“Eccentric and counterintuitive”

Toddling up Tottenham High Road I can’t help but be saddened by the massive plans for redevelopment they have for here. Now, I’m no idiot, I’m aware that these things happen for the best or worst of reasons, and that Joe Public has very little say, and I’m aware that these projects are rarely so straightforward as to be just a redevelopment project, or just a new football ground, and I’m aware that I can’t foresee the future, and I can’t know how things will pan out.

But. All this considered, I mostly see a massive waste of some of the most beautiful buildings in North London, for very little gain. North Tottenham was one of Haringey’s first conservation areas. It’s full of beautiful early Victorian architecture, and much even earlier than that. This was a well-to-do suburb, home to Edmund Gosse, Luke Howard, William Forster, Rowland Hill and, um, Leslie Phillips, and the area reflects that. For all this heritage, the limbo of the Spurs stadium redevelopment process has left it desolate – boarded windows and empty shops abound while the plans are up in the air.

The controversial plans (as hated on by CABE) would see a swathe of listed buildings done away with, replaced with a wavy glass and steel stadium and ‘integrated’ public space, very much along the lines of the Emirates in Highbury. This would see the footprint of the stadium shifted north to make space for a new hotel (in Tottenham?), supermarket (according to Spurs, most residents go outside the area for shopping… who did they ask exactly? Presumably not those coming out of Sainsburys over the road, or any of the other multitude of independent stores) and housing (in apartment blocks, natch). Best of all there will be an extensive public space. Complete with light poles, this is designed to be part active space (for civic functions and the like) and part passive space (according to the plans, this seems to imply somewhere for coffee drinkers to be). What a waste of an environment that has something really going for it as it is, if only the monolithic Spurs machine would stop hanging like the sword of Damocles over local residents and business.

I’ve looked at plenty of urban regeneration examples recently. It seems to me that one of the least necessary things in Tottenham is an enclave of middle-class exclusivity to serve transient visiting populations, and a heap of dead, left-over space which will go largely unused the majority of the time – as happens in Highbury. I find this sort of mass imposition insidious and unsettling, with the usual feints at public consultation and assumptions of consensus of opinion. What Tottenham needs is support for the businesses and residents that actually use the area on a daily basis. Clean the environment up, as has started to happen in Bruce Grove; renovate those beautiful buildings that are so threatened; the public transport infrastructure is fine, but perhaps tidy up the snarl of traffic around the Northumberland Park junction. Best of all, in my humble opinion, would be to shift the stadium wholesale, perhaps to Picketts Lock as was formerly mooted – that would give some actual stability to an area which has been neglected because of uncertainty for years, and badly needs some solid, enduring support – not a heap of cash thrown at something few want.

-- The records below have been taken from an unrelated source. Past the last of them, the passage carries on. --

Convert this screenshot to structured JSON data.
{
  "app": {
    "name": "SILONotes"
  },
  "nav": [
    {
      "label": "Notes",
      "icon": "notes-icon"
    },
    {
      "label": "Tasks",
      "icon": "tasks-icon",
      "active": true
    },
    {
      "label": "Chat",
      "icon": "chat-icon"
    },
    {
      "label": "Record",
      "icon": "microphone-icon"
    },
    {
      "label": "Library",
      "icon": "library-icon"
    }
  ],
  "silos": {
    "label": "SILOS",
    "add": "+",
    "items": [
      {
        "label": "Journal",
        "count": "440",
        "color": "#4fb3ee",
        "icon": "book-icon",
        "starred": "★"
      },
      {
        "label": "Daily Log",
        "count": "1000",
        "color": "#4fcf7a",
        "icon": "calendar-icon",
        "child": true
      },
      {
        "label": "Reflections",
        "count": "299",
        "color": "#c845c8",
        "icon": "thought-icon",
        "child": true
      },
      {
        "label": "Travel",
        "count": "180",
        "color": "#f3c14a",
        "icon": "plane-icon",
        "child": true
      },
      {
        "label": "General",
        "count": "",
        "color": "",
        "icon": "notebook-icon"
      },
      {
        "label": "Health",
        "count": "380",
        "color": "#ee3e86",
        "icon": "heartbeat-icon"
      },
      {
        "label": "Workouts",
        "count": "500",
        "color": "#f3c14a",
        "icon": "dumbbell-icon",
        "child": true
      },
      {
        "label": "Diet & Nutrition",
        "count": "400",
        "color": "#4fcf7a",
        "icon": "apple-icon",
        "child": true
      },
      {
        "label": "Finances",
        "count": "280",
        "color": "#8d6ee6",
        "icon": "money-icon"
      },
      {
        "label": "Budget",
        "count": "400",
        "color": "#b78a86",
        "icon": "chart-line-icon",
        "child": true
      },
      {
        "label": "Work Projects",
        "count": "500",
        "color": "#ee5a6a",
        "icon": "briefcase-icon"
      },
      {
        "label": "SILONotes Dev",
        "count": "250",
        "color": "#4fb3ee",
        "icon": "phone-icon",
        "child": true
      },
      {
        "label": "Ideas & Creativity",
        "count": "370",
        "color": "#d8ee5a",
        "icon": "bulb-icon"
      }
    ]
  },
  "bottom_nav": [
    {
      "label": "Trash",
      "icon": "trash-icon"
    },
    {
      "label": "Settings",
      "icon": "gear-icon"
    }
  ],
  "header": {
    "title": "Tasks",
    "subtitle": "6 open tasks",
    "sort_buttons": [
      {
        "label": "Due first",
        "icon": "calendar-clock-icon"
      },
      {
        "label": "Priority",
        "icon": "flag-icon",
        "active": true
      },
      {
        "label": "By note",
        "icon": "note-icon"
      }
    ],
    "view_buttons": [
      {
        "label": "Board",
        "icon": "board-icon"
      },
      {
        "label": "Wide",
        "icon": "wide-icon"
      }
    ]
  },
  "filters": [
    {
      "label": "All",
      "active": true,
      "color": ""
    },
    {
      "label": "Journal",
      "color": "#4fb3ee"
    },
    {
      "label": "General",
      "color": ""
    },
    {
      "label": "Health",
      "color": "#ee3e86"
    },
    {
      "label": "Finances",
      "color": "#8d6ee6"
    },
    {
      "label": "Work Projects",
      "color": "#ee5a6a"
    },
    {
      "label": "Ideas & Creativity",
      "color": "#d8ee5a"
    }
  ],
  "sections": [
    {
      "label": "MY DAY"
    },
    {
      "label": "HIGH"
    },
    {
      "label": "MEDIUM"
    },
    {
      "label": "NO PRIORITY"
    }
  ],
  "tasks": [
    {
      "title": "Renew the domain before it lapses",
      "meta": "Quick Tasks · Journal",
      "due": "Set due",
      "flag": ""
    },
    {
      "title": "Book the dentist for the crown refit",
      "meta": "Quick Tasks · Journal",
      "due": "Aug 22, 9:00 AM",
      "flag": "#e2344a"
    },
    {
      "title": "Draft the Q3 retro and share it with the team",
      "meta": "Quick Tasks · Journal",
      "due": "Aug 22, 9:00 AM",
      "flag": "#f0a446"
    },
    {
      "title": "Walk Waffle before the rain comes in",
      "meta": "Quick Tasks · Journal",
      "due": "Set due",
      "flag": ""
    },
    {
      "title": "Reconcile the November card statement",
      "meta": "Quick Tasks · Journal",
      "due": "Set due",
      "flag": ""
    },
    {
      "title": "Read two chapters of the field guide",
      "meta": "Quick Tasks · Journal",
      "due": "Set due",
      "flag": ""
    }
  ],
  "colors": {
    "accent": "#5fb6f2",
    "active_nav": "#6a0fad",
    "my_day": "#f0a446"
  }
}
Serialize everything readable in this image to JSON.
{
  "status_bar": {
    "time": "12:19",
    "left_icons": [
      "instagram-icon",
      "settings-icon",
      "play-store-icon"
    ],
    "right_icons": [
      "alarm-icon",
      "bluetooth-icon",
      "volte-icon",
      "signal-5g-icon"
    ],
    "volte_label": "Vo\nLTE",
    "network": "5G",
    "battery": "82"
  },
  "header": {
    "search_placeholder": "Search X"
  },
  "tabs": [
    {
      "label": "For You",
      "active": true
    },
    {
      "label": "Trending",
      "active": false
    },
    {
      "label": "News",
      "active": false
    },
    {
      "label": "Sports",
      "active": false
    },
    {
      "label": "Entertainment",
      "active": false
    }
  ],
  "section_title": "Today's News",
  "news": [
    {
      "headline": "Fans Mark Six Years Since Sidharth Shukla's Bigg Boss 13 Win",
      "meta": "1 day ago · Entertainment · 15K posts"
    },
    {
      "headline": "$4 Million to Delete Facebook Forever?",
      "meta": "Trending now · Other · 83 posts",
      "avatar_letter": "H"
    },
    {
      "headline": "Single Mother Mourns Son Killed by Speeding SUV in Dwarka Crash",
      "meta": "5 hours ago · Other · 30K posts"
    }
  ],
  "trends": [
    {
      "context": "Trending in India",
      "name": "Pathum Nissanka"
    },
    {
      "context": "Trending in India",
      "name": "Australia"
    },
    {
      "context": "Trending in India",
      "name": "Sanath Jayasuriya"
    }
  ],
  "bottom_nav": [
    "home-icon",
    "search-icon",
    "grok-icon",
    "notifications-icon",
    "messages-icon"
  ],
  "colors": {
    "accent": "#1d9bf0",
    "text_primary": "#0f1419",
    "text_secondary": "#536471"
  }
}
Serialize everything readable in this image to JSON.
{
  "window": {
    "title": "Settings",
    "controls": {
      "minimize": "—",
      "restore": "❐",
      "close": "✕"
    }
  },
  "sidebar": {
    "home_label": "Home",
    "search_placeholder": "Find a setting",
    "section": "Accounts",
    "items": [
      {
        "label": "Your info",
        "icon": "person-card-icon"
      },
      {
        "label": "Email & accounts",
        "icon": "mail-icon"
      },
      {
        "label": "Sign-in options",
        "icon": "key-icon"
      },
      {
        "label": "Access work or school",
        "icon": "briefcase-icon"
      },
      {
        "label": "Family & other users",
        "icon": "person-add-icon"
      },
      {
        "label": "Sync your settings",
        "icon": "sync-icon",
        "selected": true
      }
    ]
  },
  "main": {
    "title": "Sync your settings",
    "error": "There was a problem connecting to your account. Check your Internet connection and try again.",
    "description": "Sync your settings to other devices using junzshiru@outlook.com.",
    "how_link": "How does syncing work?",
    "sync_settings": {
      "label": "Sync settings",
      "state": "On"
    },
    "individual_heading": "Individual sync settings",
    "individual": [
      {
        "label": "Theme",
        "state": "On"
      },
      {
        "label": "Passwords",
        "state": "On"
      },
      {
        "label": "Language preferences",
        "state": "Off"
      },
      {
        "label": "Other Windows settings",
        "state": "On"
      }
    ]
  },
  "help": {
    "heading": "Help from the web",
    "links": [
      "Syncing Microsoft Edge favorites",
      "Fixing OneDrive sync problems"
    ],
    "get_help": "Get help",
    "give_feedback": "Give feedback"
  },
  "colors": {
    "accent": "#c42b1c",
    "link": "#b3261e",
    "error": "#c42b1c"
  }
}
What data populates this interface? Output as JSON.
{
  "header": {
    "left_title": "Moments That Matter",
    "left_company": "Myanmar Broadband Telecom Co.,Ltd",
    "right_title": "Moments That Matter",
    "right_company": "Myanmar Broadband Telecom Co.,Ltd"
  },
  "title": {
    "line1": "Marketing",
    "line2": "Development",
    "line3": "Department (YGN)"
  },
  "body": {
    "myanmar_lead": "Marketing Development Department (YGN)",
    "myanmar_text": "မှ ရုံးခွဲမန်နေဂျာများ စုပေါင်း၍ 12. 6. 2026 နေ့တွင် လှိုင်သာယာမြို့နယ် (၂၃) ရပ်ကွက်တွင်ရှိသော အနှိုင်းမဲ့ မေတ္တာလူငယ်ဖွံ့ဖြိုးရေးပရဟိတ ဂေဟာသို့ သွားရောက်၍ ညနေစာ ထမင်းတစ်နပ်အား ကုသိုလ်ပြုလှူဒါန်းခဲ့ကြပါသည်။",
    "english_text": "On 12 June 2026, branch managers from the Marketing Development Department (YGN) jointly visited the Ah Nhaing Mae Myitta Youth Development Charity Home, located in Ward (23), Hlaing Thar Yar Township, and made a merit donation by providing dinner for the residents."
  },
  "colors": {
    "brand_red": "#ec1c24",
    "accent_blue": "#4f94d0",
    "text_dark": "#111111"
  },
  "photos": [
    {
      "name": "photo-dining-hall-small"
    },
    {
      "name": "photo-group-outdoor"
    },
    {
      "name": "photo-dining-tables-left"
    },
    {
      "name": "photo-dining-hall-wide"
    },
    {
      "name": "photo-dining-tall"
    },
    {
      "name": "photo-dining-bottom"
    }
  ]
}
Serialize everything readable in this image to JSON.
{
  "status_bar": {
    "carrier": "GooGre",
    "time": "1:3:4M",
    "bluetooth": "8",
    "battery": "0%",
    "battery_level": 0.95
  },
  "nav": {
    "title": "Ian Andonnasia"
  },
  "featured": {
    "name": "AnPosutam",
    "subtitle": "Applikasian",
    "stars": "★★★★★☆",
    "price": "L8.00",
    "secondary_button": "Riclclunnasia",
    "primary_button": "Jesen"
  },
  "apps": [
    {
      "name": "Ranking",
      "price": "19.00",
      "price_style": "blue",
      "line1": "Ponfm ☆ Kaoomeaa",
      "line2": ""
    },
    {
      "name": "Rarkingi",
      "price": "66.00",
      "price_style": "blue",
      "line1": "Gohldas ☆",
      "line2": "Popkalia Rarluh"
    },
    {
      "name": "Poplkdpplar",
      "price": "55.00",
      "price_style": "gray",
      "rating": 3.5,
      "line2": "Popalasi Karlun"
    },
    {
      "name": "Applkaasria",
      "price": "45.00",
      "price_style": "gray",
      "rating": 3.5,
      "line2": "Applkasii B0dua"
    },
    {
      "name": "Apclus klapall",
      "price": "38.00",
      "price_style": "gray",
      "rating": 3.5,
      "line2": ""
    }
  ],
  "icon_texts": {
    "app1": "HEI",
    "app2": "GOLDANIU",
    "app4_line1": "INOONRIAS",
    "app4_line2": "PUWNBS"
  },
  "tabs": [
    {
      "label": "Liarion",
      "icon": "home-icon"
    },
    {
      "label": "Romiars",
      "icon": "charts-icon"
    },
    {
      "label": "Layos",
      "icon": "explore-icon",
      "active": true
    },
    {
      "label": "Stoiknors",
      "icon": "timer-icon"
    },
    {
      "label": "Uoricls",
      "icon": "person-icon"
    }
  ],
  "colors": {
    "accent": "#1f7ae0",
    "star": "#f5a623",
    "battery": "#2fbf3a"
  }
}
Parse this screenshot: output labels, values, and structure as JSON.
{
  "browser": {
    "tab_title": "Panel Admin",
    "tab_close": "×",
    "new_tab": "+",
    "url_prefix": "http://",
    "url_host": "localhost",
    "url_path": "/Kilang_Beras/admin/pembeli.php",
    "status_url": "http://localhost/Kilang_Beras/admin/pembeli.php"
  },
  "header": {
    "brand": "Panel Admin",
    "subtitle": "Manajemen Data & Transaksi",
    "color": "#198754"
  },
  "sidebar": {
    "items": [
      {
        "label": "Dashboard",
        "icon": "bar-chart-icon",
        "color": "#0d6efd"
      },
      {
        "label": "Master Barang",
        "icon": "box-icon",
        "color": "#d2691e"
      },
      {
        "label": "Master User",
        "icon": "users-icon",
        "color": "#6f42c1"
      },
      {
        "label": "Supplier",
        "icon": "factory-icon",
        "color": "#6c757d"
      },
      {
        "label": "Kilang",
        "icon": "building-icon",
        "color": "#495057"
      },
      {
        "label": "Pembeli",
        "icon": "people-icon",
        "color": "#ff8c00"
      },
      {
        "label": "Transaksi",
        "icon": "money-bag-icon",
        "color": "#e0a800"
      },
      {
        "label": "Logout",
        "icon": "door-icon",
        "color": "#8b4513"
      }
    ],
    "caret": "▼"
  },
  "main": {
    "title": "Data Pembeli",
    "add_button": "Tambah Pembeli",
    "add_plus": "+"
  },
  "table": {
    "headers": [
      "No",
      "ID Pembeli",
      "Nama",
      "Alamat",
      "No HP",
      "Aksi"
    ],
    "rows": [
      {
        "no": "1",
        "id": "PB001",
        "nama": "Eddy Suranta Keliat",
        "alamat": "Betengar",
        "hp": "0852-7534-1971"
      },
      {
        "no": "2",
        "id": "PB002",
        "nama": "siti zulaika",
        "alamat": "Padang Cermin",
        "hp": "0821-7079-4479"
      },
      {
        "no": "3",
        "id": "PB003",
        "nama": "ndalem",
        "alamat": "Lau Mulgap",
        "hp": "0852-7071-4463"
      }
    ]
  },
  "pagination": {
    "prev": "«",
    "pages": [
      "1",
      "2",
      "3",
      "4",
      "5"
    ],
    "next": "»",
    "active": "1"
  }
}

Advertisements

One Response

  1. I think the main problem is the Haringey Council is incapable of saying no to developers. Rather than do the hard thing–clean up historic areas and encourage a wide range of businesses to our high streets–it’s much easier to bend over backwards when a big developer sweeps in and waves a bunch of cash around. Meanwhile, the residents are left with unusable public spaces and high streets littered with betting offices and 99p shops.

Leave a Reply

Fill in your details below or click an icon to log in:

WordPress.com Logo

You are commenting using your WordPress.com account. Log Out / Change )

Twitter picture

You are commenting using your Twitter account. Log Out / Change )

Facebook photo

You are commenting using your Facebook account. Log Out / Change )

Google+ photo

You are commenting using your Google+ account. Log Out / Change )

Connecting to %s

%d bloggers like this: